The term guida in the original Italian title is crucial in revealing the text's intentions and its relationship to the study it compresses, something that is lost in translation. Covering the past 100 years or so of Italian cinema history, the book is a social, political, cultural, economic and literally geographic mapping of Italy's cinematic terrain and, as one would expect of a guide, it indicates the places to visit while providing the briefest account of what one may find on arrival.
The storia totale, as Brunetta refers to it, risks the production of a monolithic and ultimately reductive historical narrative; however, he works hard to represent the complexity of Italian cinema by charting both its successes and failures and he also devotes an attention to films and film-makers that is admirable, if exhausting, in its inclusiveness. As a map, a guide, this text is invaluable; however, it needs the accompanying work of others, something that Brunetta points to repeatedly, to enrich and deepen its scope.
In terms of structure, each chapter begins with an overview of the period covered - "From Sound to Salo", for example - and then delves into a little more detail, often examining individual directors and their careers. This accounts for a sense of repetition and also breaks the chronology of the book (and each chapter) because we cover each period in summary and then cover it again through the lens of associated directors or through the prism of a movement, for example Neo-Realism.
As one might expect, Neo-Realism continues to cast a long shadow over Italian cinema history, with Brunetta repeatedly making comparisons between contemporary Italian film and this defining moment in its history. Despite his clear passion for all things cinematic and his interest in contemporary Italian cinema, there is nonetheless a clear sense of nostalgia in his writing - it is the work of the iconic film-makers of the 1940s, 1950s and 1960s that resonate most powerfully here: Rossellini, Visconti, Fellini, Pasolini and all of the other rightly familiar figures. For Brunetta, Neo-Realism continues to exercise a powerful influence; referencing Nanni Moretti's Il Caimano (The Caiman, 2006) and Daniele Luchetti's Mio Fratello e Figlio Unico (My Brother is an Only Child, 2007) against the backdrop of an impoverished Italian film industry, he suggests that "these films do not bring to mind an umbilical cord that continues to resist being severed from postwar Italian cinema but rather transplanted stem cells that guarantee a sick body the possibility of returning to full vitality".
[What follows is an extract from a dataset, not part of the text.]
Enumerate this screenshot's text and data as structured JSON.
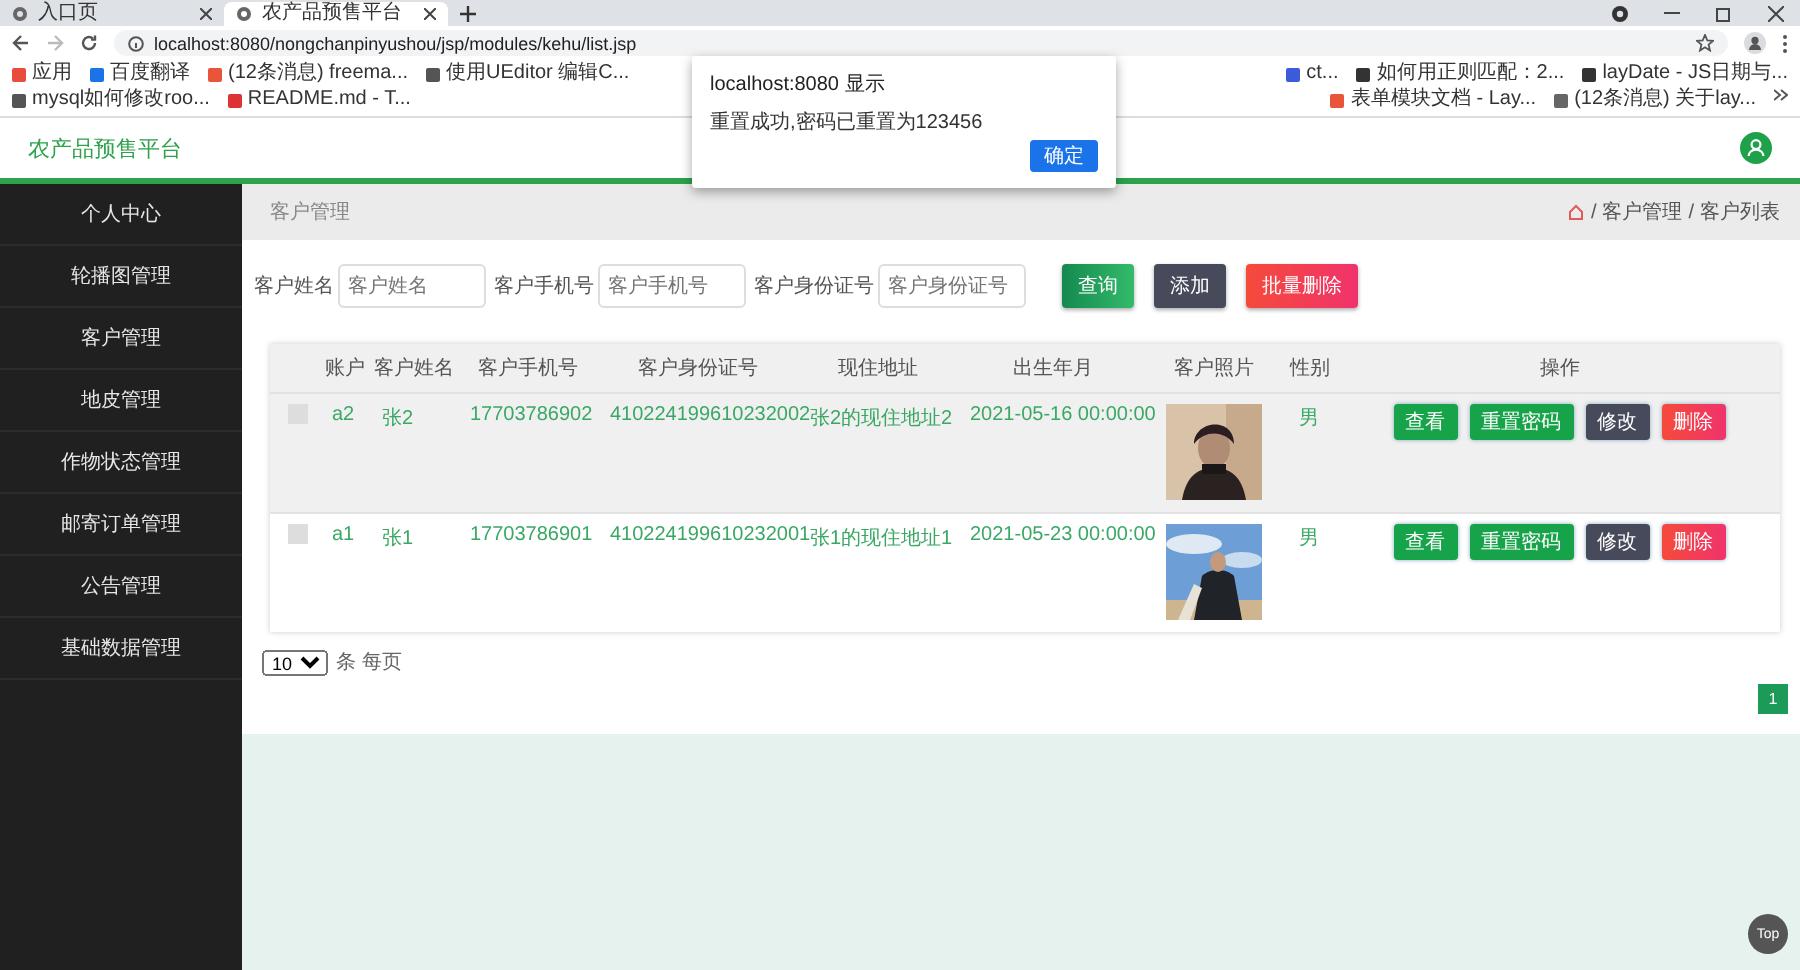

Brunetta's passion for Italian film and his appetite for cinema more broadly is evident throughout this book; however, occasional proofing errors grate, alongside sometimes rather odd expressions, which at times are evidently the fault of infelicitous overly literal translation (one sentence early on in the book begins "at first glance of the whole") but might also be down to the idiosyncratic style of Brunetta, which has a tendency to become somewhat overblown.
Ultimately, reading this 300-page tome in one sitting is an experience that recalls a traditional festive Italian meal, much like the one I experienced this Easter: a large number of courses, ranging from the introductory antipasti to the final, incendiary grappa - hugely enjoyable but possibly too much of a good thing!
The History of Italian Cinema: A Guide to Italian Film from its Origins to the Twenty-First Century
By Gian Piero Brunetta
Princeton University Press
Published 25 May 2009